▶ **Dataset entries**
★ ★ ★

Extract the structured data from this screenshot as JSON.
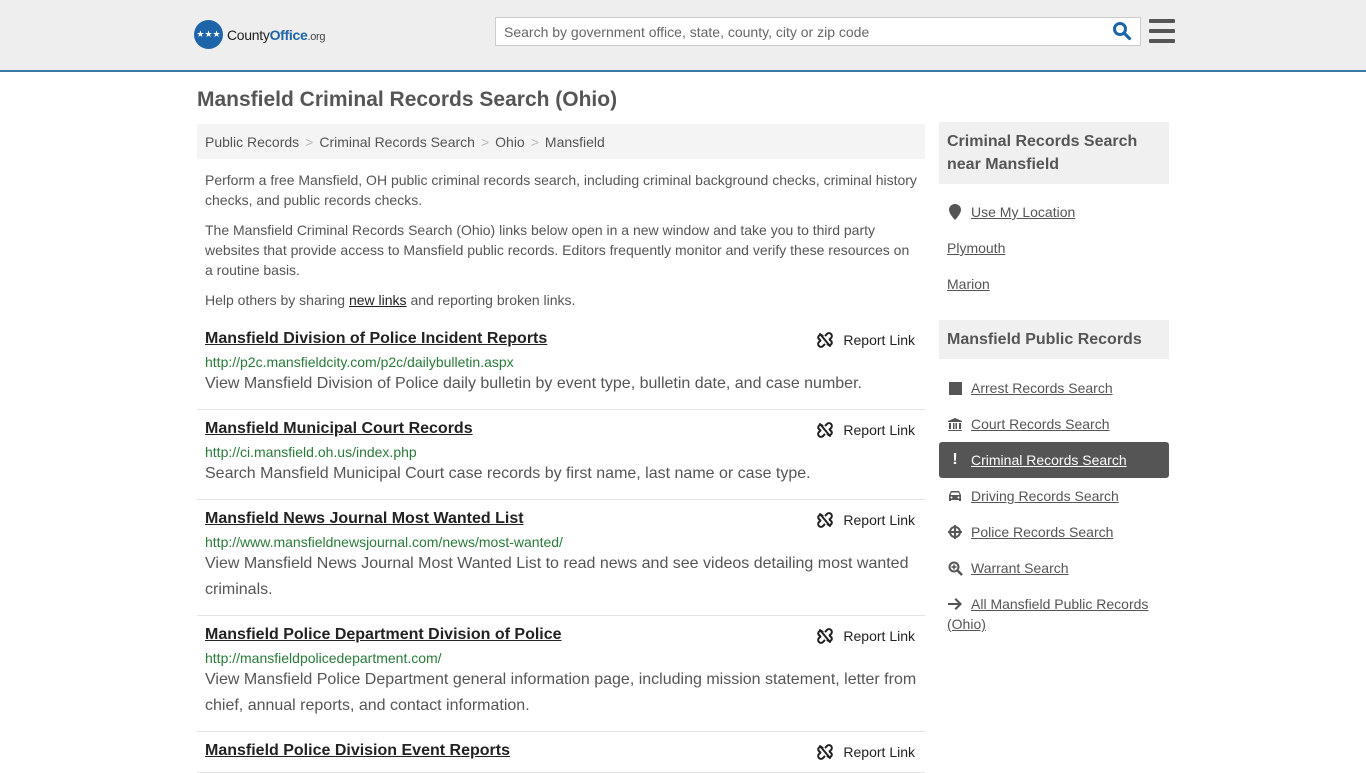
{
  "header": {
    "logo": {
      "part1": "County",
      "part2": "Office",
      "part3": ".org"
    },
    "search_placeholder": "Search by government office, state, county, city or zip code",
    "search_icon": "search-icon",
    "menu_icon": "hamburger-menu-icon"
  },
  "page_title": "Mansfield Criminal Records Search (Ohio)",
  "breadcrumb": [
    "Public Records",
    "Criminal Records Search",
    "Ohio",
    "Mansfield"
  ],
  "intro": {
    "p1": "Perform a free Mansfield, OH public criminal records search, including criminal background checks, criminal history checks, and public records checks.",
    "p2": "The Mansfield Criminal Records Search (Ohio) links below open in a new window and take you to third party websites that provide access to Mansfield public records. Editors frequently monitor and verify these resources on a routine basis.",
    "p3_before": "Help others by sharing ",
    "p3_link": "new links",
    "p3_after": " and reporting broken links."
  },
  "report_label": "Report Link",
  "results": [
    {
      "title": "Mansfield Division of Police Incident Reports",
      "url": "http://p2c.mansfieldcity.com/p2c/dailybulletin.aspx",
      "desc": "View Mansfield Division of Police daily bulletin by event type, bulletin date, and case number."
    },
    {
      "title": "Mansfield Municipal Court Records",
      "url": "http://ci.mansfield.oh.us/index.php",
      "desc": "Search Mansfield Municipal Court case records by first name, last name or case type."
    },
    {
      "title": "Mansfield News Journal Most Wanted List",
      "url": "http://www.mansfieldnewsjournal.com/news/most-wanted/",
      "desc": "View Mansfield News Journal Most Wanted List to read news and see videos detailing most wanted criminals."
    },
    {
      "title": "Mansfield Police Department Division of Police",
      "url": "http://mansfieldpolicedepartment.com/",
      "desc": "View Mansfield Police Department general information page, including mission statement, letter from chief, annual reports, and contact information."
    },
    {
      "title": "Mansfield Police Division Event Reports",
      "url": "",
      "desc": ""
    }
  ],
  "sidebar": {
    "nearby": {
      "heading": "Criminal Records Search near Mansfield",
      "items": [
        {
          "label": "Use My Location",
          "icon": "map-marker-icon"
        },
        {
          "label": "Plymouth",
          "icon": ""
        },
        {
          "label": "Marion",
          "icon": ""
        }
      ]
    },
    "public_records": {
      "heading": "Mansfield Public Records",
      "items": [
        {
          "label": "Arrest Records Search",
          "icon": "square-icon",
          "active": false
        },
        {
          "label": "Court Records Search",
          "icon": "courthouse-icon",
          "active": false
        },
        {
          "label": "Criminal Records Search",
          "icon": "exclamation-icon",
          "active": true
        },
        {
          "label": "Driving Records Search",
          "icon": "car-icon",
          "active": false
        },
        {
          "label": "Police Records Search",
          "icon": "crosshair-icon",
          "active": false
        },
        {
          "label": "Warrant Search",
          "icon": "magnify-plus-icon",
          "active": false
        },
        {
          "label": "All Mansfield Public Records (Ohio)",
          "icon": "arrow-right-icon",
          "active": false
        }
      ]
    }
  }
}
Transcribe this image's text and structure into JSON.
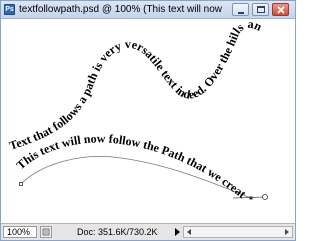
{
  "window": {
    "title": "textfollowpath.psd @ 100% (This text will now follow the Path...",
    "app_icon": "photoshop-document-icon",
    "buttons": {
      "minimize": "minimize-icon",
      "maximize": "maximize-icon",
      "close": "close-icon"
    }
  },
  "canvas": {
    "path_text_upper": "Text that follows a path is very versatile  text indeed. Over the hills and far away.....",
    "path_text_lower": "This text will now follow the Path that we created."
  },
  "statusbar": {
    "zoom": "100%",
    "doc_info": "Doc: 351.6K/730.2K"
  },
  "colors": {
    "titlebar": "#c4d4ec",
    "close_button": "#c9513b",
    "path_handle": "#555555"
  }
}
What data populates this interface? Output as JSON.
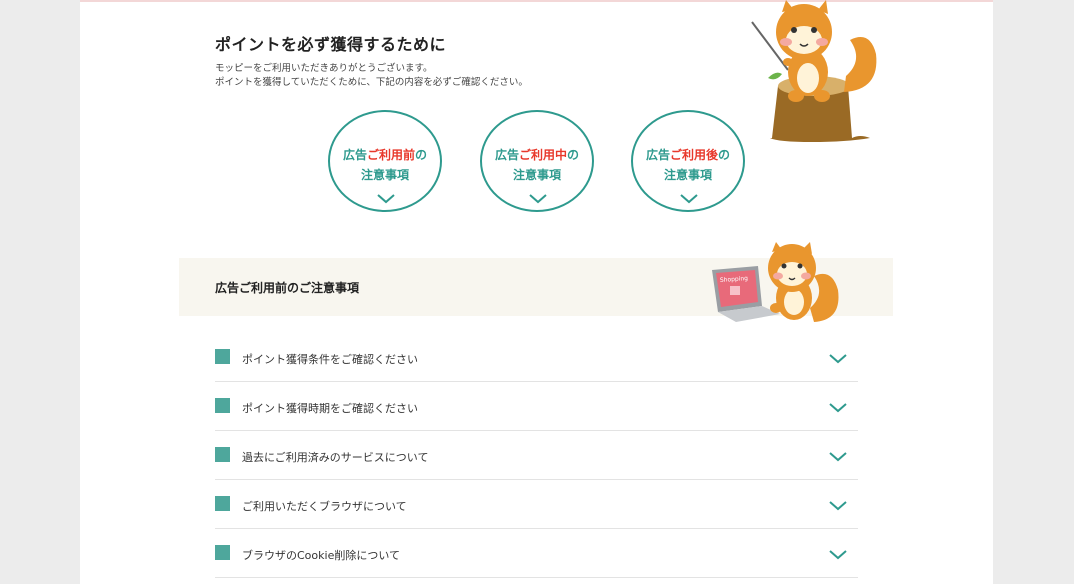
{
  "header": {
    "title": "ポイントを必ず獲得するために",
    "intro_line1": "モッピーをご利用いただきありがとうございます。",
    "intro_line2": "ポイントを獲得していただくために、下記の内容を必ずご確認ください。"
  },
  "circles": [
    {
      "prefix": "広告",
      "highlight": "ご利用前",
      "suffix": "の",
      "line2": "注意事項"
    },
    {
      "prefix": "広告",
      "highlight": "ご利用中",
      "suffix": "の",
      "line2": "注意事項"
    },
    {
      "prefix": "広告",
      "highlight": "ご利用後",
      "suffix": "の",
      "line2": "注意事項"
    }
  ],
  "section": {
    "title": "広告ご利用前のご注意事項",
    "laptop_label": "Shopping"
  },
  "items": [
    {
      "label": "ポイント獲得条件をご確認ください"
    },
    {
      "label": "ポイント獲得時期をご確認ください"
    },
    {
      "label": "過去にご利用済みのサービスについて"
    },
    {
      "label": "ご利用いただくブラウザについて"
    },
    {
      "label": "ブラウザのCookie削除について"
    }
  ],
  "colors": {
    "accent": "#2e9a8e",
    "highlight": "#e8392c",
    "bullet": "#4ea79c",
    "section_bg": "#f8f6ef"
  }
}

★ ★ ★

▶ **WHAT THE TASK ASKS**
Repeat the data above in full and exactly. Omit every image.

▶ **SOLUTION BELOW**
Extract the structured data from this screenshot as JSON.
{
  "header": {
    "logo": {
      "part1": "County",
      "part2": "Office",
      "part3": ".org"
    },
    "search_placeholder": "Search by government office, state, county, city or zip code",
    "search_icon": "search-icon",
    "menu_icon": "hamburger-menu-icon"
  },
  "page_title": "Mansfield Criminal Records Search (Ohio)",
  "breadcrumb": [
    "Public Records",
    "Criminal Records Search",
    "Ohio",
    "Mansfield"
  ],
  "intro": {
    "p1": "Perform a free Mansfield, OH public criminal records search, including criminal background checks, criminal history checks, and public records checks.",
    "p2": "The Mansfield Criminal Records Search (Ohio) links below open in a new window and take you to third party websites that provide access to Mansfield public records. Editors frequently monitor and verify these resources on a routine basis.",
    "p3_before": "Help others by sharing ",
    "p3_link": "new links",
    "p3_after": " and reporting broken links."
  },
  "report_label": "Report Link",
  "results": [
    {
      "title": "Mansfield Division of Police Incident Reports",
      "url": "http://p2c.mansfieldcity.com/p2c/dailybulletin.aspx",
      "desc": "View Mansfield Division of Police daily bulletin by event type, bulletin date, and case number."
    },
    {
      "title": "Mansfield Municipal Court Records",
      "url": "http://ci.mansfield.oh.us/index.php",
      "desc": "Search Mansfield Municipal Court case records by first name, last name or case type."
    },
    {
      "title": "Mansfield News Journal Most Wanted List",
      "url": "http://www.mansfieldnewsjournal.com/news/most-wanted/",
      "desc": "View Mansfield News Journal Most Wanted List to read news and see videos detailing most wanted criminals."
    },
    {
      "title": "Mansfield Police Department Division of Police",
      "url": "http://mansfieldpolicedepartment.com/",
      "desc": "View Mansfield Police Department general information page, including mission statement, letter from chief, annual reports, and contact information."
    },
    {
      "title": "Mansfield Police Division Event Reports",
      "url": "",
      "desc": ""
    }
  ],
  "sidebar": {
    "nearby": {
      "heading": "Criminal Records Search near Mansfield",
      "items": [
        {
          "label": "Use My Location",
          "icon": "map-marker-icon"
        },
        {
          "label": "Plymouth",
          "icon": ""
        },
        {
          "label": "Marion",
          "icon": ""
        }
      ]
    },
    "public_records": {
      "heading": "Mansfield Public Records",
      "items": [
        {
          "label": "Arrest Records Search",
          "icon": "square-icon",
          "active": false
        },
        {
          "label": "Court Records Search",
          "icon": "courthouse-icon",
          "active": false
        },
        {
          "label": "Criminal Records Search",
          "icon": "exclamation-icon",
          "active": true
        },
        {
          "label": "Driving Records Search",
          "icon": "car-icon",
          "active": false
        },
        {
          "label": "Police Records Search",
          "icon": "crosshair-icon",
          "active": false
        },
        {
          "label": "Warrant Search",
          "icon": "magnify-plus-icon",
          "active": false
        },
        {
          "label": "All Mansfield Public Records (Ohio)",
          "icon": "arrow-right-icon",
          "active": false
        }
      ]
    }
  }
}
Transcribe this image's text and structure into JSON.
{
  "window": {
    "title": "textfollowpath.psd @ 100% (This text will now follow the Path...",
    "app_icon": "photoshop-document-icon",
    "buttons": {
      "minimize": "minimize-icon",
      "maximize": "maximize-icon",
      "close": "close-icon"
    }
  },
  "canvas": {
    "path_text_upper": "Text that follows a path is very versatile  text indeed. Over the hills and far away.....",
    "path_text_lower": "This text will now follow the Path that we created."
  },
  "statusbar": {
    "zoom": "100%",
    "doc_info": "Doc: 351.6K/730.2K"
  },
  "colors": {
    "titlebar": "#c4d4ec",
    "close_button": "#c9513b",
    "path_handle": "#555555"
  }
}
What data populates this interface? Output as JSON.
{
  "header": {
    "title": "ポイントを必ず獲得するために",
    "intro_line1": "モッピーをご利用いただきありがとうございます。",
    "intro_line2": "ポイントを獲得していただくために、下記の内容を必ずご確認ください。"
  },
  "circles": [
    {
      "prefix": "広告",
      "highlight": "ご利用前",
      "suffix": "の",
      "line2": "注意事項"
    },
    {
      "prefix": "広告",
      "highlight": "ご利用中",
      "suffix": "の",
      "line2": "注意事項"
    },
    {
      "prefix": "広告",
      "highlight": "ご利用後",
      "suffix": "の",
      "line2": "注意事項"
    }
  ],
  "section": {
    "title": "広告ご利用前のご注意事項",
    "laptop_label": "Shopping"
  },
  "items": [
    {
      "label": "ポイント獲得条件をご確認ください"
    },
    {
      "label": "ポイント獲得時期をご確認ください"
    },
    {
      "label": "過去にご利用済みのサービスについて"
    },
    {
      "label": "ご利用いただくブラウザについて"
    },
    {
      "label": "ブラウザのCookie削除について"
    }
  ],
  "colors": {
    "accent": "#2e9a8e",
    "highlight": "#e8392c",
    "bullet": "#4ea79c",
    "section_bg": "#f8f6ef"
  }
}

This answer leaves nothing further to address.